Today, Good Friday, we commemorate our Savior’s death on the cross at Calvary. We shroud our crucifixes, leave our altars bare, empty our holy water fonts, fast, and mourn the loss of Jesus. Our faith tells us that this day is a day like no other. Our actions reflect this knowledge. Our hearts ache at the thought of Jesus being scourged, crowned with thorns, and forced to carry his heavy cross through the streets until he came to stop at Golgotha. We close our eyes and force the pain away as we envision our Lord being nailed to his cross and lifted into place where he would await his death. We cry in agony with Jesus as he breathes his last breath and commends his spirit to God. Today is a day of pain, of sorrow, of mourning. It is a day like no other.
On Palm Sunday we read of Christ’s grand entrance into the city, seated on a donkey, palms extended to him like royalty. Days later that joy would be turned to anger, deceit, and vengeance. What would go so wrong in those few days to bring about our Lord’s death?
We can look historically at all that went on during those days that led up to Jesus’ death. We can look at the Sanhedrin, we can look at those who doubted and hated Jesus, as well as we can look at Judas and his ultimate betrayal and kiss of death. Where we often don’t look though, is within ourselves. How did we bring about Christ’s death?

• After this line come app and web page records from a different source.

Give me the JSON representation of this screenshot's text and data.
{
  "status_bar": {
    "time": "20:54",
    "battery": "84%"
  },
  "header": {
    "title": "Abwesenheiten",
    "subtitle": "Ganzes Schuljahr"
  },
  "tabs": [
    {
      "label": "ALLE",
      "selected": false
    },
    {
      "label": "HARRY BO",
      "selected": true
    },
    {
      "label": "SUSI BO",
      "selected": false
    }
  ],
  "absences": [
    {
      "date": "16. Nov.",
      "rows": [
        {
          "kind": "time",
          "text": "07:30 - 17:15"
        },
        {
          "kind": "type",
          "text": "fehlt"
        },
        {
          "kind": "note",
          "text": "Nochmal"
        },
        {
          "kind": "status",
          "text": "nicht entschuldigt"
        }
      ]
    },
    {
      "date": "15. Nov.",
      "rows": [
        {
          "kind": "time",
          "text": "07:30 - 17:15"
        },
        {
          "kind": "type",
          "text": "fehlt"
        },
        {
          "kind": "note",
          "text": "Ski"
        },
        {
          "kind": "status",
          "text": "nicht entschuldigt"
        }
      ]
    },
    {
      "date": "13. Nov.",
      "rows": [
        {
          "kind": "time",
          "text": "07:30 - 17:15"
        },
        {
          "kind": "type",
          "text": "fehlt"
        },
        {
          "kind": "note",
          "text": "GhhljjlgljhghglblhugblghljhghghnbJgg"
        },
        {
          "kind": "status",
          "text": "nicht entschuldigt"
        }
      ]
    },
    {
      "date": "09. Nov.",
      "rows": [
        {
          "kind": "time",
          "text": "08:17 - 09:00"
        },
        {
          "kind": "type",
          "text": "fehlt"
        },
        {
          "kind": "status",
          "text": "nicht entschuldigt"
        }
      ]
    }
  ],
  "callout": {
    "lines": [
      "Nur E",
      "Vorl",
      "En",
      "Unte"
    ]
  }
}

On Palm Sunday as we read about Christ’s trial before Pilate we are encouraged to respond during the Gospel reading. Each part of the Gospel is read by a participant. In our parish Jesus was read by our Priest, Peter was read by our deacon, several men stepped up to fill in the parts of the Judas, the high priests and Pontius Pilate. The congregation was the crowd gathered at Jesus’ trial. As the Gospel reading was read we came to our part where Pilate asks the crowd what he should do with Jesus, whom he has found no fault, and the crowd shouts, “Crucify him!” With tears in my eyes and a lump in my throat, I am unable to read these lines. I am unable to voice those words, “crucify him”. Even though I am unable to say the words I know that my life and my sins have indeed crucified my Savior.
Christ’s death was not just about what was happening during the time he lived. It was not just the priests who were jealous of him, it was not just the refusal to see the miracle of God made man, nor was it the betrayal of Jesus for 30 silver pieces. It was a reflection of our lives, of our sins, of our refusal to live as God as calls us to live. It was God sending his only Son to save us before we were even born, to open the gates of Heaven so that we have the hope of everlasting life. Christ’s death encompassed more than his own era, it was a result of the sins of those who lived before him, those who lived with him and those of us who have lived after him.
We must understand that we are responsible for Christ on the cross. We are responsible for the pain that each blow caused our Lord, of the agony that he felt as the nails tore through his hands and feet. We must understand that our sins, our refusal to live as we are called, have placed Christ beaten and bleeding before us, dying. It was not just those who lived in the same time that Christ lived but it is us, living now, that are also responsible for all that our Lord suffered.
Today is a day like no other. We see our sins and our failings so clearly. We see how we may not have shouted “crucify him!” with our voices but our actions and inactions have said those very words. We see what Christ had to give in order for us to be saved. While we see this sadness and sorrow, we also catch a glimpse of what is to come. We see in Christ’s suffering and death the greatest gift of all, the gift of salvation. To take advantage of this gift we must place our failings, our sins, our shortcomings, our fears, and our sorrows upon the cross with Jesus. We must turn our back on the sins that nailed our Lord’s hands and feet so securely to the cross and we must vow to turn our lives and hearts back to God. Today we must die on the cross with Christ. To do anything less is to waste the gift that Christ has given us.
On this day we are surrounded by sadness. We have lost our beloved Jesus. We have lost ourselves. We have seen the effects of our sins and the damage they have done. However, today, on Good Friday, we have hope. Because of the great sacrifice on the cross we know that we have the gift of everlasting life awaiting us. We must be willing to sacrifice ourselves though and join Christ on the cross in order to receive it. I ask you, are you willing to suffer with Christ? Are you willing to accept the gift of salvation that Jesus secured for you? Are you willing to turn your back on sin and live your life for God?
Our actions often shout “crucify him!”, but now is the time to change that. Today, on this day of sorrow, let us ask God for forgiveness, place our lives in His hands, share the space on the cross, and accept His gift of everlasting life. Let us see the “Good” in Good Friday. Let us know that we are so loved that God would send His only Son to suffer in such a way that we could be given the hope for life forever with our precious Savior. We need to stop shouting “crucify him!” and we need to live our lives in a manner that glorifies Christ and that honors his sacrifice for us.
Today is a day like no other… today we pick up our crosses and walk side by side with Christ.